/---

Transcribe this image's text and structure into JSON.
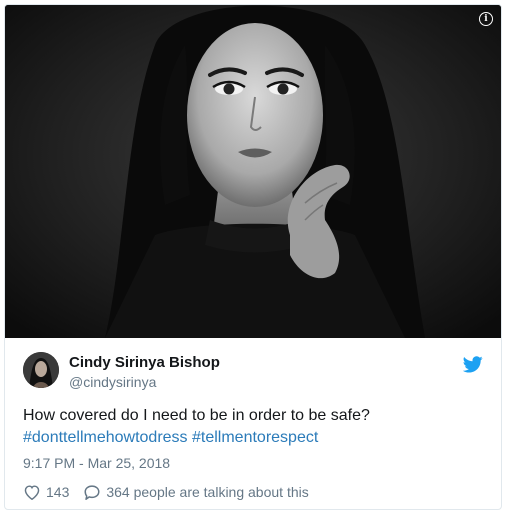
{
  "media": {
    "info_icon": "info-icon",
    "alt": "Black and white portrait photo of a woman with dark hair, hand near chin"
  },
  "author": {
    "name": "Cindy Sirinya Bishop",
    "handle": "@cindysirinya",
    "avatar_icon": "avatar"
  },
  "brand": {
    "icon": "twitter-bird-icon",
    "color": "#1da1f2"
  },
  "tweet": {
    "text": "How covered do I need to be in order to be safe?",
    "hashtag_1": "#donttellmehowtodress",
    "hashtag_2": "#tellmentorespect",
    "hashtag_color": "#2b7bb9",
    "timestamp": "9:17 PM - Mar 25, 2018"
  },
  "actions": {
    "like_icon": "heart-icon",
    "like_count": "143",
    "reply_icon": "speech-bubble-icon",
    "reply_text": "364 people are talking about this"
  }
}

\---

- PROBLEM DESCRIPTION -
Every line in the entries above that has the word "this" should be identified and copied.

- COMPLETED EXERCISE -
Transcribe this image's text and structure into JSON.
    "reply_text": "364 people are talking about this"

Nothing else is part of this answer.